- **THE TASK**:
The answer must consist of every line in the data that contains "this".

** Opening SUPPLIED RECORDS block **

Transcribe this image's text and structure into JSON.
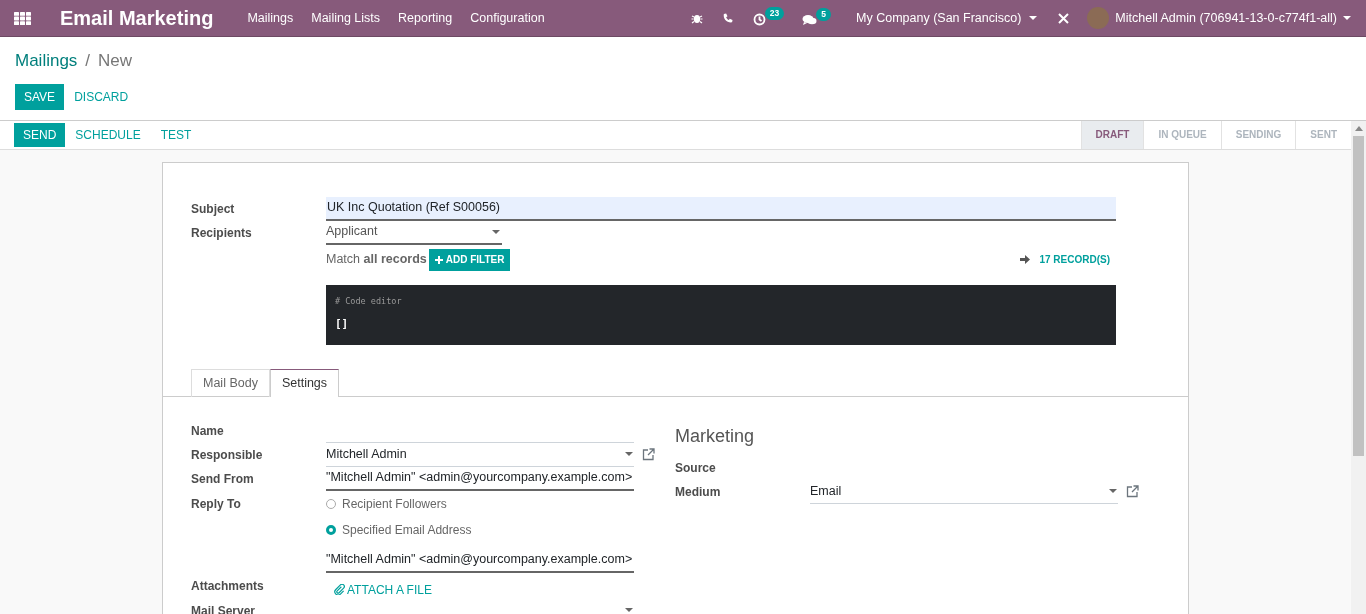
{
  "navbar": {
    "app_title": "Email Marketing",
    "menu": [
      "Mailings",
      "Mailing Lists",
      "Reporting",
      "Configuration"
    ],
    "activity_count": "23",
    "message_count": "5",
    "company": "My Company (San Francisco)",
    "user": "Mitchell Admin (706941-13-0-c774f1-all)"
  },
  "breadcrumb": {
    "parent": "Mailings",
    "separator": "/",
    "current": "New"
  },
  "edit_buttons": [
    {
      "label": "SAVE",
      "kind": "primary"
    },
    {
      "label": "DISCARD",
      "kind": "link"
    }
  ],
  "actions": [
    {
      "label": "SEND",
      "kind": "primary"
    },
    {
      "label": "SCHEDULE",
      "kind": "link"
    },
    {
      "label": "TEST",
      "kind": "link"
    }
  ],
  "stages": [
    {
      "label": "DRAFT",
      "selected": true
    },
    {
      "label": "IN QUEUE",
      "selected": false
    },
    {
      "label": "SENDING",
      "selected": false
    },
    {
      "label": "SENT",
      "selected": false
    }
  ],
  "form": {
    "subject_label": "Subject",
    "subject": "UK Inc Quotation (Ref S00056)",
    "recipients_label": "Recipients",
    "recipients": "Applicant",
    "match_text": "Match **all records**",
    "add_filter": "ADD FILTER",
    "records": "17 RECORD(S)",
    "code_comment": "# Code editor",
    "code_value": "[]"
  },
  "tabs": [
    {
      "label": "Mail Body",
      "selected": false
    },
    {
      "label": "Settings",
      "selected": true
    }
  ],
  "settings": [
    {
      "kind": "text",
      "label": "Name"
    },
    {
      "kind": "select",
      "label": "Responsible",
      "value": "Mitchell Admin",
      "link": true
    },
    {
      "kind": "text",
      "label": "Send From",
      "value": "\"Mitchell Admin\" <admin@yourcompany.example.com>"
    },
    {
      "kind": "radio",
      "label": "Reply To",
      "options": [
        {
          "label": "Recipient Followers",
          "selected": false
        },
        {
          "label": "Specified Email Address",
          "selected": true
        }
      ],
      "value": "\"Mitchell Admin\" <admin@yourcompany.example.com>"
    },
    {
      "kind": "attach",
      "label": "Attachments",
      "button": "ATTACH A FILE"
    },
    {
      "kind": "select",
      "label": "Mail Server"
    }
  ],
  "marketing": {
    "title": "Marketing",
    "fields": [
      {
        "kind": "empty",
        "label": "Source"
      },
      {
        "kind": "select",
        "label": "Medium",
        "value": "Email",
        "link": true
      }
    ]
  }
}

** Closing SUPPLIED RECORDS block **
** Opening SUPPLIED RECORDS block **

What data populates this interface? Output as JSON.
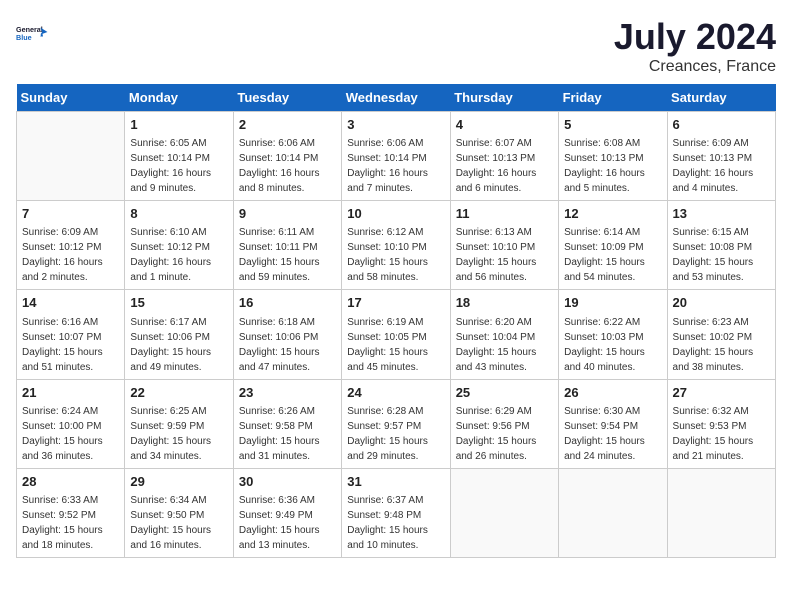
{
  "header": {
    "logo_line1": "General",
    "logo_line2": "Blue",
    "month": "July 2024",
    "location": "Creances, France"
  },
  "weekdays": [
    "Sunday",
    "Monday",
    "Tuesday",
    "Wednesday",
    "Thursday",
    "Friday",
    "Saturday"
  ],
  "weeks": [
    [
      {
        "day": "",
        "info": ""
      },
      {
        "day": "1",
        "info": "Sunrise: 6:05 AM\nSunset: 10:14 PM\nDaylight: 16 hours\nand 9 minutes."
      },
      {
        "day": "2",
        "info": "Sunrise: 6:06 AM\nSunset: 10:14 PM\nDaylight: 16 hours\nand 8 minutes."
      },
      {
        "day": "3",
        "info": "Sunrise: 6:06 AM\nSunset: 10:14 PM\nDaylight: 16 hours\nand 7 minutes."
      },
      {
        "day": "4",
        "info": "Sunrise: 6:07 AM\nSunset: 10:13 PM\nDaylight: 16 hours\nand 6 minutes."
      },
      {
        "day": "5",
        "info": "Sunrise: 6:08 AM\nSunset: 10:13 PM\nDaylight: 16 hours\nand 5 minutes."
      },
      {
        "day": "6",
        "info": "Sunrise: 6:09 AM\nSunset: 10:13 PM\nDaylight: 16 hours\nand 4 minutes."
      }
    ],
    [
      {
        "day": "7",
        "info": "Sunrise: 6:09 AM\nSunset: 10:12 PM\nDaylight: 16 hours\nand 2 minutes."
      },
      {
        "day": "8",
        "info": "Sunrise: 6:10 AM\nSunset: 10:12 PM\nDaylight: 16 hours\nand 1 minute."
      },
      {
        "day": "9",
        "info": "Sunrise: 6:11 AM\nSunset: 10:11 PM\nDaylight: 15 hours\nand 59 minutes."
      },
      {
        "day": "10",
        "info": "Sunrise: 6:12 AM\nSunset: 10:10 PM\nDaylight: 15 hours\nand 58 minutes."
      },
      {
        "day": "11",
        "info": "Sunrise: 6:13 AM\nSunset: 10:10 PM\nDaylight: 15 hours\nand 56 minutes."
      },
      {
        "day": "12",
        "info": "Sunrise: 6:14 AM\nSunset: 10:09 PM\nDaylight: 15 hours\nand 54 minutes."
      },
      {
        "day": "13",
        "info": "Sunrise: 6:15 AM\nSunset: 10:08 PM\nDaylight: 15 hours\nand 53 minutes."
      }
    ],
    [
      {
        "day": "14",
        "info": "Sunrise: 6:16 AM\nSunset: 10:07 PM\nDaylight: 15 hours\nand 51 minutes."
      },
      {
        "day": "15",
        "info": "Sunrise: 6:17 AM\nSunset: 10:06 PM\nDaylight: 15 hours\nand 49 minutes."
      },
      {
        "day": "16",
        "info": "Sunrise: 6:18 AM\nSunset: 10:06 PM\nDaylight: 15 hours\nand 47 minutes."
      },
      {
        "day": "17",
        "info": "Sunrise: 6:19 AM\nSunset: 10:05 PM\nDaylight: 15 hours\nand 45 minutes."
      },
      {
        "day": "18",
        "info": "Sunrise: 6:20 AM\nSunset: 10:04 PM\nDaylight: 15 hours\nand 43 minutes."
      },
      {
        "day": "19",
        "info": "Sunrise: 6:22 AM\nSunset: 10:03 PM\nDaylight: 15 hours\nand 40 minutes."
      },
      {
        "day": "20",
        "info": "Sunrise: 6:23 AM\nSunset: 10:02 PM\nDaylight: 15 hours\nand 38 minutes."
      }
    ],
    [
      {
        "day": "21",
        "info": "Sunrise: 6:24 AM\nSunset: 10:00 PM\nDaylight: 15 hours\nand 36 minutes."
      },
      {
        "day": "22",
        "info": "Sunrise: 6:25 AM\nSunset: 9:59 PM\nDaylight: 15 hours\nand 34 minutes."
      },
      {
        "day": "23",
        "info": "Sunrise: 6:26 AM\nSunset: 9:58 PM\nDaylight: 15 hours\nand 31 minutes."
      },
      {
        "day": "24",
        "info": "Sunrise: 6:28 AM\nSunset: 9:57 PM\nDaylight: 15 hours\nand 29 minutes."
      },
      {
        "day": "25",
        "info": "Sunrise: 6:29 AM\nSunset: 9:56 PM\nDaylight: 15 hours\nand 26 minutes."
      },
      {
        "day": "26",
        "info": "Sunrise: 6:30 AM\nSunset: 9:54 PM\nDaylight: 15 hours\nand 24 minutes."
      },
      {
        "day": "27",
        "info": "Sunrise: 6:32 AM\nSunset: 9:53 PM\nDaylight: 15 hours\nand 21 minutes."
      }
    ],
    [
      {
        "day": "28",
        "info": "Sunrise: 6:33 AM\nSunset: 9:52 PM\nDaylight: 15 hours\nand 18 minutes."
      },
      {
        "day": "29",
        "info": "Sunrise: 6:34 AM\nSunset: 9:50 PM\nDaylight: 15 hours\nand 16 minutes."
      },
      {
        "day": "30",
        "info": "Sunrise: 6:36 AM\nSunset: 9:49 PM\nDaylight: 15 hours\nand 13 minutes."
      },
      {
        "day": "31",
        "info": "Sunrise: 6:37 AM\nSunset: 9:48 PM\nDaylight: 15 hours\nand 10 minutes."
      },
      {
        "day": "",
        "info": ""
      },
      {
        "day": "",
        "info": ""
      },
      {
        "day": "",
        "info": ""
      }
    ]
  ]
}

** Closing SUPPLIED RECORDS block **

- **EXERCISE OUTPUT**:
Transcribe this image's text and structure into JSON.
What data populates this interface? Output as JSON.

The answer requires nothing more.